Data provided ::
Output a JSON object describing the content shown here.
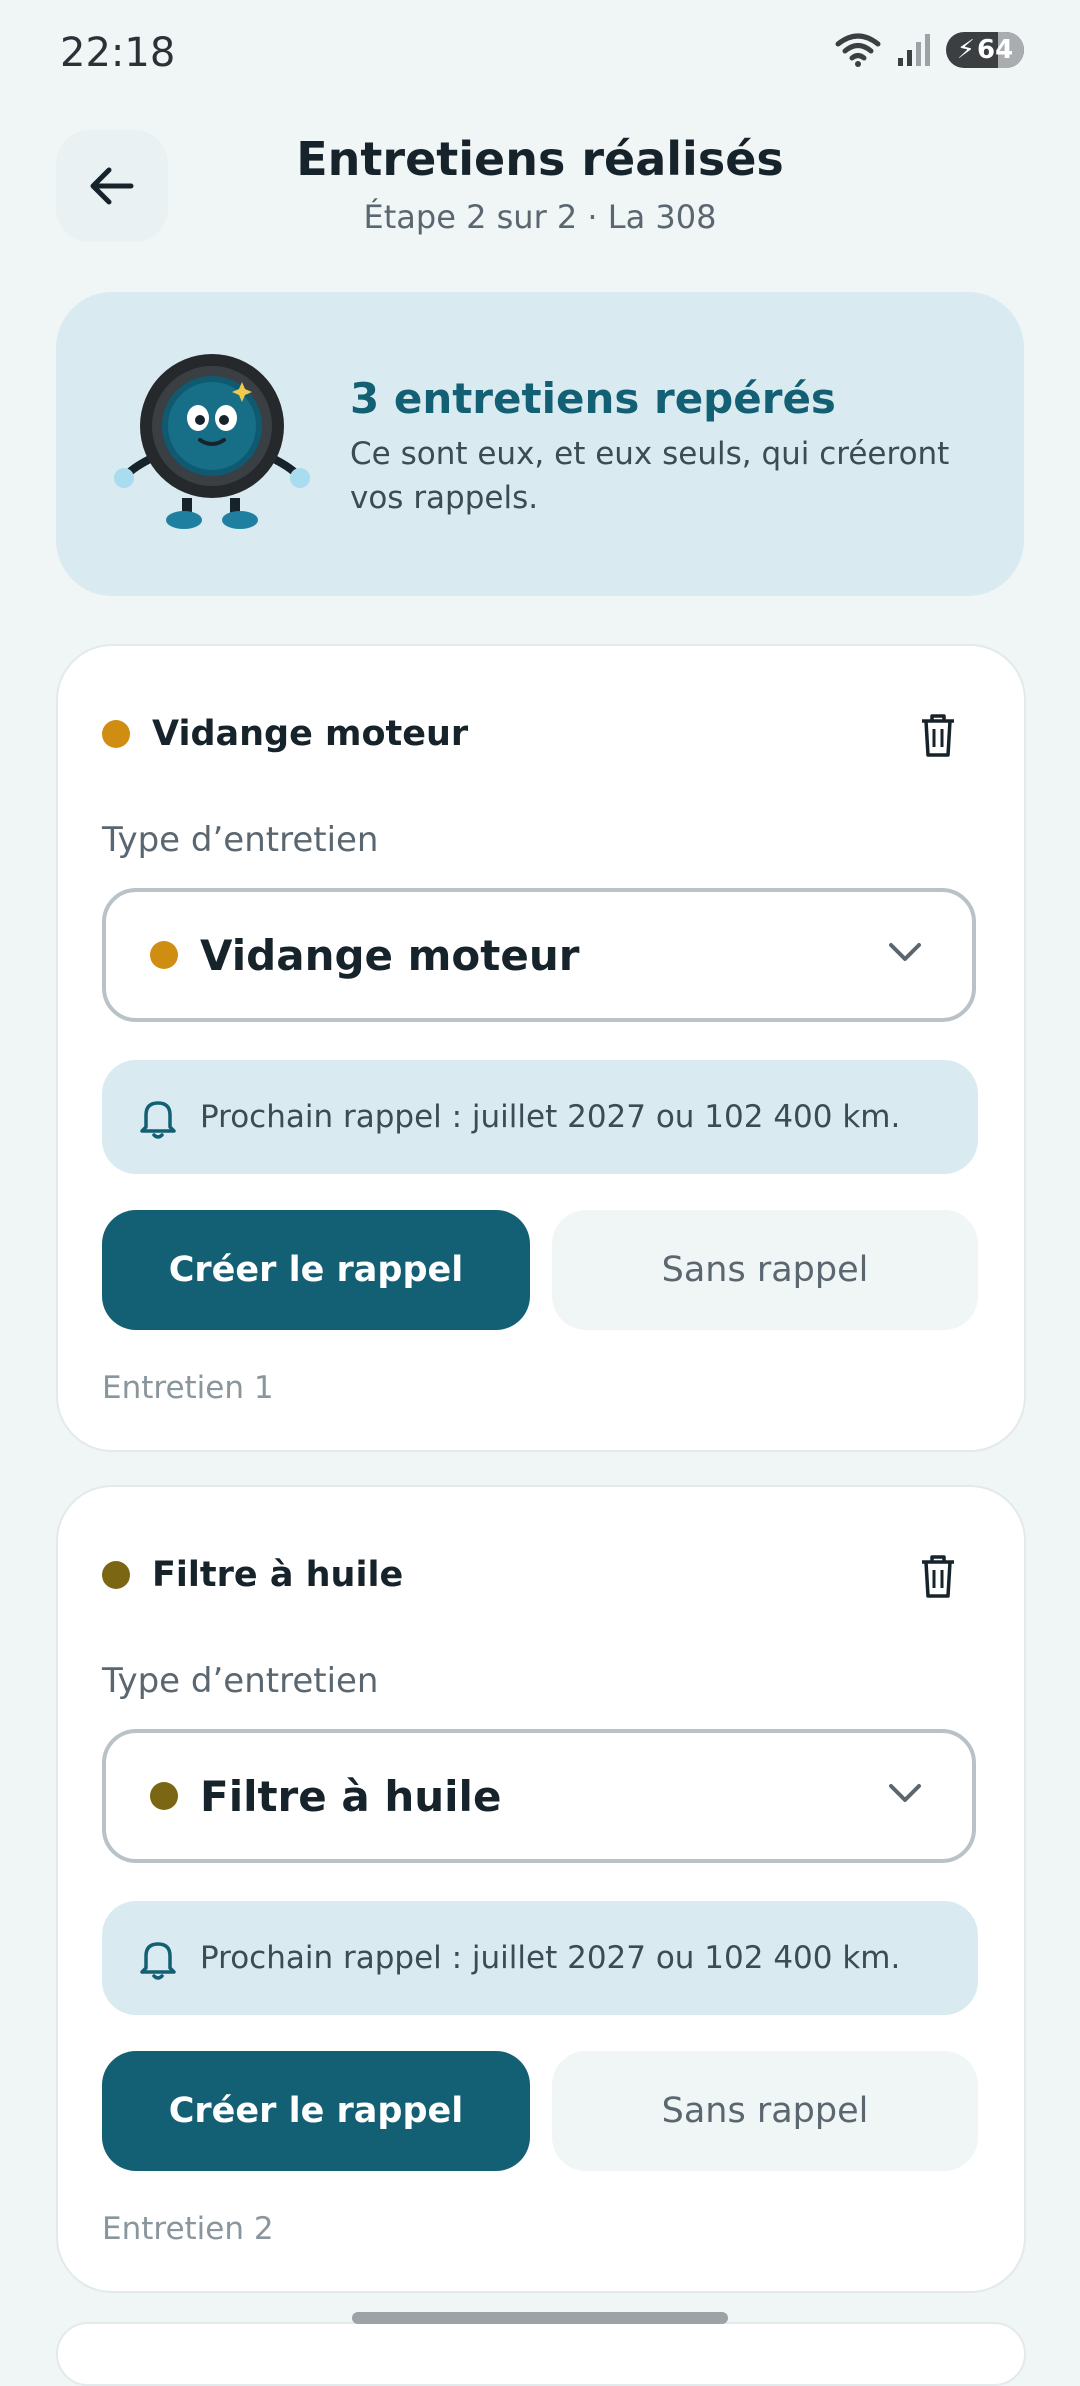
{
  "status": {
    "time": "22:18",
    "battery": "64"
  },
  "header": {
    "title": "Entretiens réalisés",
    "subtitle": "Étape 2 sur 2 · La 308"
  },
  "hero": {
    "title": "3 entretiens repérés",
    "text": "Ce sont eux, et eux seuls, qui créeront vos rappels."
  },
  "cards": [
    {
      "name": "Vidange moteur",
      "dot_color": "#cf8d12",
      "type_label": "Type d’entretien",
      "selected_type": "Vidange moteur",
      "reminder": "Prochain rappel : juillet 2027 ou 102 400 km.",
      "create_label": "Créer le rappel",
      "skip_label": "Sans rappel",
      "footer": "Entretien 1"
    },
    {
      "name": "Filtre à huile",
      "dot_color": "#7a6613",
      "type_label": "Type d’entretien",
      "selected_type": "Filtre à huile",
      "reminder": "Prochain rappel : juillet 2027 ou 102 400 km.",
      "create_label": "Créer le rappel",
      "skip_label": "Sans rappel",
      "footer": "Entretien 2"
    }
  ],
  "colors": {
    "accent": "#135f73",
    "info_bg": "#d9ebf1",
    "background": "#f0f5f6"
  },
  "icons": [
    "back-arrow-icon",
    "wifi-icon",
    "signal-icon",
    "battery-icon",
    "trash-icon",
    "chevron-down-icon",
    "bell-icon"
  ]
}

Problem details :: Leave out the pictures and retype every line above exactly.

Your solution ::
Output a JSON object describing the content shown here.
{
  "status": {
    "time": "22:18",
    "battery": "64"
  },
  "header": {
    "title": "Entretiens réalisés",
    "subtitle": "Étape 2 sur 2 · La 308"
  },
  "hero": {
    "title": "3 entretiens repérés",
    "text": "Ce sont eux, et eux seuls, qui créeront vos rappels."
  },
  "cards": [
    {
      "name": "Vidange moteur",
      "dot_color": "#cf8d12",
      "type_label": "Type d’entretien",
      "selected_type": "Vidange moteur",
      "reminder": "Prochain rappel : juillet 2027 ou 102 400 km.",
      "create_label": "Créer le rappel",
      "skip_label": "Sans rappel",
      "footer": "Entretien 1"
    },
    {
      "name": "Filtre à huile",
      "dot_color": "#7a6613",
      "type_label": "Type d’entretien",
      "selected_type": "Filtre à huile",
      "reminder": "Prochain rappel : juillet 2027 ou 102 400 km.",
      "create_label": "Créer le rappel",
      "skip_label": "Sans rappel",
      "footer": "Entretien 2"
    }
  ],
  "colors": {
    "accent": "#135f73",
    "info_bg": "#d9ebf1",
    "background": "#f0f5f6"
  },
  "icons": [
    "back-arrow-icon",
    "wifi-icon",
    "signal-icon",
    "battery-icon",
    "trash-icon",
    "chevron-down-icon",
    "bell-icon"
  ]
}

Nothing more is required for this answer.